Take strong action before it gets too late
There may be no easy answers to why a cricket fan in India is getting increasingly lumpenised, but there is one definite step which the cricket establishment can take ? ban the centres where the crowd disrupts a match.india Updated: Nov 13, 2002 23:37 IST
There may be no easy answers to why a cricket fan in India is getting increasingly lumpenised, but there is one definite step which the cricket establishment of the country and the world can take --- ban the centres where the crowd disrupts a match. And, unlike what Mike Proctor, the match referee, did at Rajkot, award the match to the tourists regardless of what the match-situation may be.
These are harsh steps but that is what is needed to tell the crowd and the organisers that they have a responsibility towards the game and towards those who enjoy the sport.
The International Cricket Council (ICC) has for long dithered over the issue and as a result finds itself today with no powers to take any punitive action against the host team and the association.

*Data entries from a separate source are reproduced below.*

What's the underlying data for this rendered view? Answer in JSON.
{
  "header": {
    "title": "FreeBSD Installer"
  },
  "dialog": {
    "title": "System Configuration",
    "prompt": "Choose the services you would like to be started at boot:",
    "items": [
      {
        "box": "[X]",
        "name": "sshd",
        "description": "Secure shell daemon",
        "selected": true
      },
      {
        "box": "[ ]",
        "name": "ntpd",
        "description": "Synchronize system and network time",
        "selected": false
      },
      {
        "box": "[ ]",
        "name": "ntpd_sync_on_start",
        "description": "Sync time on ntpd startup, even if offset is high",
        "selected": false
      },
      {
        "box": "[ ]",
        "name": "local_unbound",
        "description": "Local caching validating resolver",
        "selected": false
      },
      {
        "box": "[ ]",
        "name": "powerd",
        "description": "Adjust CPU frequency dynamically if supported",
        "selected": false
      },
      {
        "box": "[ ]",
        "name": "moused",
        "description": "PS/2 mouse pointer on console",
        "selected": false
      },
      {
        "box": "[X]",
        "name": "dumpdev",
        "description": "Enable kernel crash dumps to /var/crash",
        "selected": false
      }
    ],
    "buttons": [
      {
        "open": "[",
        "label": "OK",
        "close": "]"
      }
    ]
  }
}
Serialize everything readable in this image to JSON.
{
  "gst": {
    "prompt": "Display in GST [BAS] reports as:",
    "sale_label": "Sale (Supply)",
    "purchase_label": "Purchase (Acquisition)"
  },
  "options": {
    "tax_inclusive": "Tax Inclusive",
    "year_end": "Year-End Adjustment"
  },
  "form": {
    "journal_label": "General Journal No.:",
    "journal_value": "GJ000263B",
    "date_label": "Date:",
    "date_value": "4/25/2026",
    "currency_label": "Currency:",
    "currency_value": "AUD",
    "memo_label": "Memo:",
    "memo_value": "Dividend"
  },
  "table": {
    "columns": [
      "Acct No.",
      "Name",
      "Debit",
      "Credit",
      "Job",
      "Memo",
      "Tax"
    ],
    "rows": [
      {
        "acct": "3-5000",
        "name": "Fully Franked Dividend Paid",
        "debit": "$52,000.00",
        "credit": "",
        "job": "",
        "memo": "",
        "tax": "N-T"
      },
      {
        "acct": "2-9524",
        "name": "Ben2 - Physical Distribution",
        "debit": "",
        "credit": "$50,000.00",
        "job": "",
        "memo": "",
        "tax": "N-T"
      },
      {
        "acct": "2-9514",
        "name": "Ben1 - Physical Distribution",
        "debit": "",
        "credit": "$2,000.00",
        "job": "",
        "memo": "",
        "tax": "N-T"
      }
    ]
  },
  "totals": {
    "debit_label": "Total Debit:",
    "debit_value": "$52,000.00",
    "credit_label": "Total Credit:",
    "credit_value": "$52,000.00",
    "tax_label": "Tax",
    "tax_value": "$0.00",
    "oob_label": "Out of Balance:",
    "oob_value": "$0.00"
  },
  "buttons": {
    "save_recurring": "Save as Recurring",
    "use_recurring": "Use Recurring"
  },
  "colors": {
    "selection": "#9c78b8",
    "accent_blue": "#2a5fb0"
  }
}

It is time for them to discuss this issue threadbare with its member countries and make a law that empowers them to take stringent action.
One is sure that the Indian Board and its president Jagmohan Dalmiya will endorse any such step which the ICC takes. After all, Dalmiya and the Indian Board must be as embarrassed as any sane Indian citizen by what happened in the first three one-dayers against the visiting West Indies.
This is an issue where the Board should make an attempt to rise above its petty vote politics. The whole world knows that some of these one-day matches are distributed to those centres that are either loyalists or potential deserters.
Mr Dalmiya, who in his second avatar had promised to undo these obnoxious practices seems to have again succumbed to the lure of power.
This is obvious from the manner in which managers of the national team are chosen and even the way the national selection committee was picked this time.
In this game of rewarding favourites and punishing dissenters, the Board should not lose perspective. What is the point of filling its coffers without addressing these issues?
The board may say in its defence that law and order does not fall under its purview and most of the stadiums in the country are not under the direct control of the host associations.
But this should not prevent the host associations from making better arrangements for the crowd and having their own trained security personnel who can spot trouble makers in the crowd and hand them over to the police?
It is obvious that all important cricket matches are held at stadiums that are geared up for the comfort of spectators -- most of them are not - so that a fan does not lose his temper at the slightest pretext.
These are difficult times and the rise of the extreme right wing has embarrassed the nation on many counts.
Let sports also not fall prey to the machinations of those who believe that violent and insensitive behaviour is the only way to assert one's superiority.
Take strong action before it gets too late.